● **Task**: Check each line of the entries below for the word "this", and copy the lines that have it.

● **Dataset entries**:
====
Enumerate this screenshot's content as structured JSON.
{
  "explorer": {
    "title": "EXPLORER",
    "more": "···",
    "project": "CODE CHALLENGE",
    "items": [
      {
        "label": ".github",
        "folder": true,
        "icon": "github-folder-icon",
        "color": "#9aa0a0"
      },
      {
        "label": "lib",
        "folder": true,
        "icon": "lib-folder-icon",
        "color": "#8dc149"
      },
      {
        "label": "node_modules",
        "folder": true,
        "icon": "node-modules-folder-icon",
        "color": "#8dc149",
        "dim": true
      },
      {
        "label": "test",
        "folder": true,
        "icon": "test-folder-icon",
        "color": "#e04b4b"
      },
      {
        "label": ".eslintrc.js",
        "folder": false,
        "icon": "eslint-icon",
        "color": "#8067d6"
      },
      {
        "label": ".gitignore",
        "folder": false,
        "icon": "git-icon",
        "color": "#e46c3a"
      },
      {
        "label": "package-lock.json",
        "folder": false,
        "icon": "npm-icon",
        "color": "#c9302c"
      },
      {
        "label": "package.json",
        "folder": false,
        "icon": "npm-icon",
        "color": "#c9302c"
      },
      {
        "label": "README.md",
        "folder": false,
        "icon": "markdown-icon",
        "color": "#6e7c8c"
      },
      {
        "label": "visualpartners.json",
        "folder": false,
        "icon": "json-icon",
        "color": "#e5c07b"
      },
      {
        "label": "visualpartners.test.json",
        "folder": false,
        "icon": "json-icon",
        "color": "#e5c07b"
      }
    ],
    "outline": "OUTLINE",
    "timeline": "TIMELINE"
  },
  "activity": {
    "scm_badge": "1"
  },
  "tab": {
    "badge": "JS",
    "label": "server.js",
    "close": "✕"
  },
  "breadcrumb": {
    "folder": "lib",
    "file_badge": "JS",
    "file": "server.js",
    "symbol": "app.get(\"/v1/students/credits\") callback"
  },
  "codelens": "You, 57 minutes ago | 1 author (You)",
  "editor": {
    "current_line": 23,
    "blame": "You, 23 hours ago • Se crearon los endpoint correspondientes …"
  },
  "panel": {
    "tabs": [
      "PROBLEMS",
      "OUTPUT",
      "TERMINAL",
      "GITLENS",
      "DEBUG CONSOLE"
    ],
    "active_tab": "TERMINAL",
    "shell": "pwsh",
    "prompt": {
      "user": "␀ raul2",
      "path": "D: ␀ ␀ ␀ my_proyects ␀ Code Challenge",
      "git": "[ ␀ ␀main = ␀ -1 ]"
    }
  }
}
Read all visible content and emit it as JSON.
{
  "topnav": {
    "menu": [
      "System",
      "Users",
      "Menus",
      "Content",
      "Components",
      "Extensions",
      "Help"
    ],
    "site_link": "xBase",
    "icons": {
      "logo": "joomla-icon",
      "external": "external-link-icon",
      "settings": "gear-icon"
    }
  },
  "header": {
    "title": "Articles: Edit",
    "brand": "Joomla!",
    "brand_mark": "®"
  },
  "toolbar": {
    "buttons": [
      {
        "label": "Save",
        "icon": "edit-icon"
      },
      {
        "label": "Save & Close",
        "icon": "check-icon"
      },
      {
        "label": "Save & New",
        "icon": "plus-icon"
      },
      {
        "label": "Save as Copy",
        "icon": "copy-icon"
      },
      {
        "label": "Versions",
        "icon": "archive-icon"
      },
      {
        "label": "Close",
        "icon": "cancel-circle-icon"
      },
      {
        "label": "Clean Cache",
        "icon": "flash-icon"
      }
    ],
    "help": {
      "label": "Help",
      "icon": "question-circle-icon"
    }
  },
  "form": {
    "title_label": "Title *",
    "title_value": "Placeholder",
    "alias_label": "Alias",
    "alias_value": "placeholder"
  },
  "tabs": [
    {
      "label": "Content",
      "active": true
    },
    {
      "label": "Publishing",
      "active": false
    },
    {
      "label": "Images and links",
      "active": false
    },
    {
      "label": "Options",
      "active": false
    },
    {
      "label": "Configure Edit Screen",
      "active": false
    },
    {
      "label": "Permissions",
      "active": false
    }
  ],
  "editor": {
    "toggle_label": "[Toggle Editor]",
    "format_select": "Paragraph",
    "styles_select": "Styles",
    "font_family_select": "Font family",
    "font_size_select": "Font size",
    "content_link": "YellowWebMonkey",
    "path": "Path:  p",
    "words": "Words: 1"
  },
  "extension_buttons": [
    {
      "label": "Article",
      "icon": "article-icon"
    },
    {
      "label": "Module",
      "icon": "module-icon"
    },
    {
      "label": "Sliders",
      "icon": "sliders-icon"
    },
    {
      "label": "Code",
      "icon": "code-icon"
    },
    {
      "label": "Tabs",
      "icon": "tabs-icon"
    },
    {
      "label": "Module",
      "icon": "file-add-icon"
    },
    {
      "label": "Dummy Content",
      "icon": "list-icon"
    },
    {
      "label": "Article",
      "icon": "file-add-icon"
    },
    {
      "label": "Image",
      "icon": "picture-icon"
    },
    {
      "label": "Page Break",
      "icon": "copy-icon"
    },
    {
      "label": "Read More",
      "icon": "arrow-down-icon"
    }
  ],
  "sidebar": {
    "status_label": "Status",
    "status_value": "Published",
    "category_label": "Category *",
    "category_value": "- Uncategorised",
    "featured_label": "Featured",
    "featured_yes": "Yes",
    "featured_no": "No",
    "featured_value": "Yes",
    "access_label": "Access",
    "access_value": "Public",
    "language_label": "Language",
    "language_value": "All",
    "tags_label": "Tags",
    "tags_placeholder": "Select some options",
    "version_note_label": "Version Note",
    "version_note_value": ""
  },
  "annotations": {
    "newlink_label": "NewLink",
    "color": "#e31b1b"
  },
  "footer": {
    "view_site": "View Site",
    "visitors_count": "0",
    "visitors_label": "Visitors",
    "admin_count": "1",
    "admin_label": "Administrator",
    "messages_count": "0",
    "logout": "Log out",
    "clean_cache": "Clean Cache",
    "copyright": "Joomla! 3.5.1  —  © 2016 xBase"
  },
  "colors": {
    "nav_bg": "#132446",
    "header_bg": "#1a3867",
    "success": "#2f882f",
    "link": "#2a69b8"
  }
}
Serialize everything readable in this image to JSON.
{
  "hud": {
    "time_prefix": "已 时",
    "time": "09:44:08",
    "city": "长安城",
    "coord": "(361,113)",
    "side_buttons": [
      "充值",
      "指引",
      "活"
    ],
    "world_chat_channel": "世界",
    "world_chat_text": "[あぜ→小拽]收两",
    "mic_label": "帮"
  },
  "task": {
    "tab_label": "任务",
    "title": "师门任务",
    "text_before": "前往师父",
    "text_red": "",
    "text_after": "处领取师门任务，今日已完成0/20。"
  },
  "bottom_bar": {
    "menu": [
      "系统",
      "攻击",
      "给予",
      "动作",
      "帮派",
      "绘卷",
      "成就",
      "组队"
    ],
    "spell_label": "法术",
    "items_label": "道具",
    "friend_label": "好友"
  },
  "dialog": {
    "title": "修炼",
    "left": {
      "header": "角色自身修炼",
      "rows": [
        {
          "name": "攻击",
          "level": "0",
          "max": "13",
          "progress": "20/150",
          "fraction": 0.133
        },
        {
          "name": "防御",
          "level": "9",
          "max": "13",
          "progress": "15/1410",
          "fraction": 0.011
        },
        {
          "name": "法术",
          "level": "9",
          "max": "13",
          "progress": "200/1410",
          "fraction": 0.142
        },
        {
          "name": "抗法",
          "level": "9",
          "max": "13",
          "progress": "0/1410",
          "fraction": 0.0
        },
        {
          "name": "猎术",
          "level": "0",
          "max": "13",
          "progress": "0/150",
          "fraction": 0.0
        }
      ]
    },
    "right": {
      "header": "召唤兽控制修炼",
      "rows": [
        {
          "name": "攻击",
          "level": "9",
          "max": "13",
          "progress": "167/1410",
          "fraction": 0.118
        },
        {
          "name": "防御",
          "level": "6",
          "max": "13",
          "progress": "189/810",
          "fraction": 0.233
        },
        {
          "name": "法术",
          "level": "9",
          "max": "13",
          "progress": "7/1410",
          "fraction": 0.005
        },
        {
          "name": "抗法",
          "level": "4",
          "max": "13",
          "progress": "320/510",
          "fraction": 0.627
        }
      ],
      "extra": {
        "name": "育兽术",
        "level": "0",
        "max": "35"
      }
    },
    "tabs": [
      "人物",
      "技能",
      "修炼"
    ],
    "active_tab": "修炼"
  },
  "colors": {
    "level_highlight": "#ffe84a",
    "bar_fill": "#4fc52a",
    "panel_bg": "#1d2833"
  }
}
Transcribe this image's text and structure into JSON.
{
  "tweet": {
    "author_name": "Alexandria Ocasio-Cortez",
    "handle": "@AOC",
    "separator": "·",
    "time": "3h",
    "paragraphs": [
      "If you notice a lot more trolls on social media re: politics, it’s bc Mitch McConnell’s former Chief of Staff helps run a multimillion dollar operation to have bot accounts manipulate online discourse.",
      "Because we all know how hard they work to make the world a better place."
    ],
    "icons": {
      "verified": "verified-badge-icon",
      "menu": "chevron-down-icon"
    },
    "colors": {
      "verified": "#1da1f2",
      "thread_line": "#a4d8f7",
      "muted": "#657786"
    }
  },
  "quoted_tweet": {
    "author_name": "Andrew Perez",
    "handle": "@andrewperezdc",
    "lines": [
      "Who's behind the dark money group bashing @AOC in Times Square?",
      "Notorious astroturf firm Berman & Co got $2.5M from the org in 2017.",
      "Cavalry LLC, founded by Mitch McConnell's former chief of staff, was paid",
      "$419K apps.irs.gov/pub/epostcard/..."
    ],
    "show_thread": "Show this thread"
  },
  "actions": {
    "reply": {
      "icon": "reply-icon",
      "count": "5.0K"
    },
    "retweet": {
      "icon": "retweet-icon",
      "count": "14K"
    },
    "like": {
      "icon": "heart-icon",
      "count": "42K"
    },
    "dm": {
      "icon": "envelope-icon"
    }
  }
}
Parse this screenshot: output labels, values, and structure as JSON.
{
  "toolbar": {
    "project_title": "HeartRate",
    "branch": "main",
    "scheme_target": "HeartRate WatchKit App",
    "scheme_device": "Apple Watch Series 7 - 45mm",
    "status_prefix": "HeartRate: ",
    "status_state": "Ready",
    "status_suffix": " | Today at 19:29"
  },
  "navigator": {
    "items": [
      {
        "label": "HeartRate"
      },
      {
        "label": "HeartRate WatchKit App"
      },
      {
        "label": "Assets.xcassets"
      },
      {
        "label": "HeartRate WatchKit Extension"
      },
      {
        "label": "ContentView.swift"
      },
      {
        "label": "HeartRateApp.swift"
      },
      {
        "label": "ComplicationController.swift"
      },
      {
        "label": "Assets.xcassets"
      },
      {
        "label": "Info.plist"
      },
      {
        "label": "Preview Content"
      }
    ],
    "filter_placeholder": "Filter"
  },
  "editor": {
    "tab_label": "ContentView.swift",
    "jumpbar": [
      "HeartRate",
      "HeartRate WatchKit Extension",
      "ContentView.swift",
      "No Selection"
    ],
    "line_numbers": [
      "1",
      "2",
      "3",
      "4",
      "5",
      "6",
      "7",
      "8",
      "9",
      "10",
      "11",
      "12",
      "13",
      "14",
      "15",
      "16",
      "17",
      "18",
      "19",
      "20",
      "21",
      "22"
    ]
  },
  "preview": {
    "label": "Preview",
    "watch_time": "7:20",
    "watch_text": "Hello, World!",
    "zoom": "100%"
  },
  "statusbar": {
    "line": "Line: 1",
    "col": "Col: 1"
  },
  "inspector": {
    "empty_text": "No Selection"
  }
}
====
● **Written reply**:
Enumerate this screenshot's content as structured JSON.
Serialize everything readable in this image to JSON.
Transcribe this image's text and structure into JSON.
    "show_thread": "Show this thread"
Parse this screenshot: output labels, values, and structure as JSON.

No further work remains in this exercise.